__WHAT YOU WILL DO__
Without changing a character, output all of the records.

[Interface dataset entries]
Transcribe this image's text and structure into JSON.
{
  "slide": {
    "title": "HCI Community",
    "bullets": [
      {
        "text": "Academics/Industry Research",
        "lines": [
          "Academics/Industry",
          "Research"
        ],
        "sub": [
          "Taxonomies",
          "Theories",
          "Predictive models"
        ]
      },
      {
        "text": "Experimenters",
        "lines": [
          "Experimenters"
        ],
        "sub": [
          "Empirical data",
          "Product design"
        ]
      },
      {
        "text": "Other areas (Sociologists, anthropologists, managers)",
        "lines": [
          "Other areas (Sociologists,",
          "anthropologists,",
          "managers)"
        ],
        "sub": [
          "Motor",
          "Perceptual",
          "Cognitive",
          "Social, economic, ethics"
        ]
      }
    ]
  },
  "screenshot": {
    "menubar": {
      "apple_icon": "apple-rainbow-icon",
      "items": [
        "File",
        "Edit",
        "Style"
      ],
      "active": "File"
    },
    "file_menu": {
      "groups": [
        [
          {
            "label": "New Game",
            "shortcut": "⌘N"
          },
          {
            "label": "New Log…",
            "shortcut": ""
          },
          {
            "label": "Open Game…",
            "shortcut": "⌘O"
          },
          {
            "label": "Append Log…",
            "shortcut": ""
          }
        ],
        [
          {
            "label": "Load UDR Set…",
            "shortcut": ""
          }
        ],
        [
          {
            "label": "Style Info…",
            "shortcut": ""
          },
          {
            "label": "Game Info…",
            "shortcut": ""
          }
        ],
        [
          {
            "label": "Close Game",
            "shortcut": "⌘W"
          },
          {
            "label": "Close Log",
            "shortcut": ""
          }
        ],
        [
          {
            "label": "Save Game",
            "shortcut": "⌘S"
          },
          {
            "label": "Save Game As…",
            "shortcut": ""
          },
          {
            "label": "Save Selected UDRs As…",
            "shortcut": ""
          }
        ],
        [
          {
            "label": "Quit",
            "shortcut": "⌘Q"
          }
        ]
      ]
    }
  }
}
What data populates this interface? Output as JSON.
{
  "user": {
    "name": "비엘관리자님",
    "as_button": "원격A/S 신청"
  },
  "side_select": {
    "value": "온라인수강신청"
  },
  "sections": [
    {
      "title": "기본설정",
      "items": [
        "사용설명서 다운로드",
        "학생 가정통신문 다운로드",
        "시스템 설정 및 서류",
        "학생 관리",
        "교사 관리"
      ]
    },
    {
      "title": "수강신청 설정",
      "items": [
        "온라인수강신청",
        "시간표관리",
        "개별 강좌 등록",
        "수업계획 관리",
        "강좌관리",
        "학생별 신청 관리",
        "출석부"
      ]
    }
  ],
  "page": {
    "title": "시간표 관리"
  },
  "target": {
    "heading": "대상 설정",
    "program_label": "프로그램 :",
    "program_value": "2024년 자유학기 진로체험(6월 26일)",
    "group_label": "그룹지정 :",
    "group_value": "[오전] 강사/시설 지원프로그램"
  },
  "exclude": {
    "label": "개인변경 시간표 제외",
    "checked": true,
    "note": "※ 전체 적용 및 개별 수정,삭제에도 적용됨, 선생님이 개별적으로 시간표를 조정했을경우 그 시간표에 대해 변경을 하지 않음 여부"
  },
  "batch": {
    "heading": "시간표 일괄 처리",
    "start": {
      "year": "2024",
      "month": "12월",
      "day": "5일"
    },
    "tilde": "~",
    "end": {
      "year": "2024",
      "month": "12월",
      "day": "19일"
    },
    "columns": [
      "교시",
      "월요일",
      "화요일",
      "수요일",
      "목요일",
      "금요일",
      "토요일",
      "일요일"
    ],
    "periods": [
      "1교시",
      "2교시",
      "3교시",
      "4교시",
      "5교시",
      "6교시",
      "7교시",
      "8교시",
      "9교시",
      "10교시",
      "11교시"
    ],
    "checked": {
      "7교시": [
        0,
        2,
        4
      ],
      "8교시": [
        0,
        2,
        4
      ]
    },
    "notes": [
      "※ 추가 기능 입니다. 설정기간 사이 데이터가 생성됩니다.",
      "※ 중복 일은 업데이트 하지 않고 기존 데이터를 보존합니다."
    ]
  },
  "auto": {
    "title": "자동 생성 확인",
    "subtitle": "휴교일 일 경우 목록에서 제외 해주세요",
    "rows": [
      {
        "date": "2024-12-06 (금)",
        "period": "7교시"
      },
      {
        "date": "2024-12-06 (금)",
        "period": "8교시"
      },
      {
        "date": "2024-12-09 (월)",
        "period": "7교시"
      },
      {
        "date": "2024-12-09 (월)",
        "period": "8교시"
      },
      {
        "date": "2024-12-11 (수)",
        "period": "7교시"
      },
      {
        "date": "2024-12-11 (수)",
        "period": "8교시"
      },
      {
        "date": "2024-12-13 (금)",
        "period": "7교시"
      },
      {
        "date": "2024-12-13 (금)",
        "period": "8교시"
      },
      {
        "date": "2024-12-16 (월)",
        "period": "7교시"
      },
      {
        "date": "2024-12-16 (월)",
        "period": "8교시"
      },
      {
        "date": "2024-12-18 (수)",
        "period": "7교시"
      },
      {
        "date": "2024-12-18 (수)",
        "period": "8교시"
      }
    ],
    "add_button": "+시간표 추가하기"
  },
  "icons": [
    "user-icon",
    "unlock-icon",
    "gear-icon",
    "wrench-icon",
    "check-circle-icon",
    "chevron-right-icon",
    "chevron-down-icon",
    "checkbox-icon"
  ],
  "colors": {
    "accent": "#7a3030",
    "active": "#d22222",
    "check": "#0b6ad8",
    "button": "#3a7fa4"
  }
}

__OUTPUT FOR THIS TASK__
Transcribe this image's text and structure into JSON.
{
  "slide": {
    "title": "HCI Community",
    "bullets": [
      {
        "text": "Academics/Industry Research",
        "lines": [
          "Academics/Industry",
          "Research"
        ],
        "sub": [
          "Taxonomies",
          "Theories",
          "Predictive models"
        ]
      },
      {
        "text": "Experimenters",
        "lines": [
          "Experimenters"
        ],
        "sub": [
          "Empirical data",
          "Product design"
        ]
      },
      {
        "text": "Other areas (Sociologists, anthropologists, managers)",
        "lines": [
          "Other areas (Sociologists,",
          "anthropologists,",
          "managers)"
        ],
        "sub": [
          "Motor",
          "Perceptual",
          "Cognitive",
          "Social, economic, ethics"
        ]
      }
    ]
  },
  "screenshot": {
    "menubar": {
      "apple_icon": "apple-rainbow-icon",
      "items": [
        "File",
        "Edit",
        "Style"
      ],
      "active": "File"
    },
    "file_menu": {
      "groups": [
        [
          {
            "label": "New Game",
            "shortcut": "⌘N"
          },
          {
            "label": "New Log…",
            "shortcut": ""
          },
          {
            "label": "Open Game…",
            "shortcut": "⌘O"
          },
          {
            "label": "Append Log…",
            "shortcut": ""
          }
        ],
        [
          {
            "label": "Load UDR Set…",
            "shortcut": ""
          }
        ],
        [
          {
            "label": "Style Info…",
            "shortcut": ""
          },
          {
            "label": "Game Info…",
            "shortcut": ""
          }
        ],
        [
          {
            "label": "Close Game",
            "shortcut": "⌘W"
          },
          {
            "label": "Close Log",
            "shortcut": ""
          }
        ],
        [
          {
            "label": "Save Game",
            "shortcut": "⌘S"
          },
          {
            "label": "Save Game As…",
            "shortcut": ""
          },
          {
            "label": "Save Selected UDRs As…",
            "shortcut": ""
          }
        ],
        [
          {
            "label": "Quit",
            "shortcut": "⌘Q"
          }
        ]
      ]
    }
  }
}
What data populates this interface? Output as JSON.
{
  "user": {
    "name": "비엘관리자님",
    "as_button": "원격A/S 신청"
  },
  "side_select": {
    "value": "온라인수강신청"
  },
  "sections": [
    {
      "title": "기본설정",
      "items": [
        "사용설명서 다운로드",
        "학생 가정통신문 다운로드",
        "시스템 설정 및 서류",
        "학생 관리",
        "교사 관리"
      ]
    },
    {
      "title": "수강신청 설정",
      "items": [
        "온라인수강신청",
        "시간표관리",
        "개별 강좌 등록",
        "수업계획 관리",
        "강좌관리",
        "학생별 신청 관리",
        "출석부"
      ]
    }
  ],
  "page": {
    "title": "시간표 관리"
  },
  "target": {
    "heading": "대상 설정",
    "program_label": "프로그램 :",
    "program_value": "2024년 자유학기 진로체험(6월 26일)",
    "group_label": "그룹지정 :",
    "group_value": "[오전] 강사/시설 지원프로그램"
  },
  "exclude": {
    "label": "개인변경 시간표 제외",
    "checked": true,
    "note": "※ 전체 적용 및 개별 수정,삭제에도 적용됨, 선생님이 개별적으로 시간표를 조정했을경우 그 시간표에 대해 변경을 하지 않음 여부"
  },
  "batch": {
    "heading": "시간표 일괄 처리",
    "start": {
      "year": "2024",
      "month": "12월",
      "day": "5일"
    },
    "tilde": "~",
    "end": {
      "year": "2024",
      "month": "12월",
      "day": "19일"
    },
    "columns": [
      "교시",
      "월요일",
      "화요일",
      "수요일",
      "목요일",
      "금요일",
      "토요일",
      "일요일"
    ],
    "periods": [
      "1교시",
      "2교시",
      "3교시",
      "4교시",
      "5교시",
      "6교시",
      "7교시",
      "8교시",
      "9교시",
      "10교시",
      "11교시"
    ],
    "checked": {
      "7교시": [
        0,
        2,
        4
      ],
      "8교시": [
        0,
        2,
        4
      ]
    },
    "notes": [
      "※ 추가 기능 입니다. 설정기간 사이 데이터가 생성됩니다.",
      "※ 중복 일은 업데이트 하지 않고 기존 데이터를 보존합니다."
    ]
  },
  "auto": {
    "title": "자동 생성 확인",
    "subtitle": "휴교일 일 경우 목록에서 제외 해주세요",
    "rows": [
      {
        "date": "2024-12-06 (금)",
        "period": "7교시"
      },
      {
        "date": "2024-12-06 (금)",
        "period": "8교시"
      },
      {
        "date": "2024-12-09 (월)",
        "period": "7교시"
      },
      {
        "date": "2024-12-09 (월)",
        "period": "8교시"
      },
      {
        "date": "2024-12-11 (수)",
        "period": "7교시"
      },
      {
        "date": "2024-12-11 (수)",
        "period": "8교시"
      },
      {
        "date": "2024-12-13 (금)",
        "period": "7교시"
      },
      {
        "date": "2024-12-13 (금)",
        "period": "8교시"
      },
      {
        "date": "2024-12-16 (월)",
        "period": "7교시"
      },
      {
        "date": "2024-12-16 (월)",
        "period": "8교시"
      },
      {
        "date": "2024-12-18 (수)",
        "period": "7교시"
      },
      {
        "date": "2024-12-18 (수)",
        "period": "8교시"
      }
    ],
    "add_button": "+시간표 추가하기"
  },
  "icons": [
    "user-icon",
    "unlock-icon",
    "gear-icon",
    "wrench-icon",
    "check-circle-icon",
    "chevron-right-icon",
    "chevron-down-icon",
    "checkbox-icon"
  ],
  "colors": {
    "accent": "#7a3030",
    "active": "#d22222",
    "check": "#0b6ad8",
    "button": "#3a7fa4"
  }
}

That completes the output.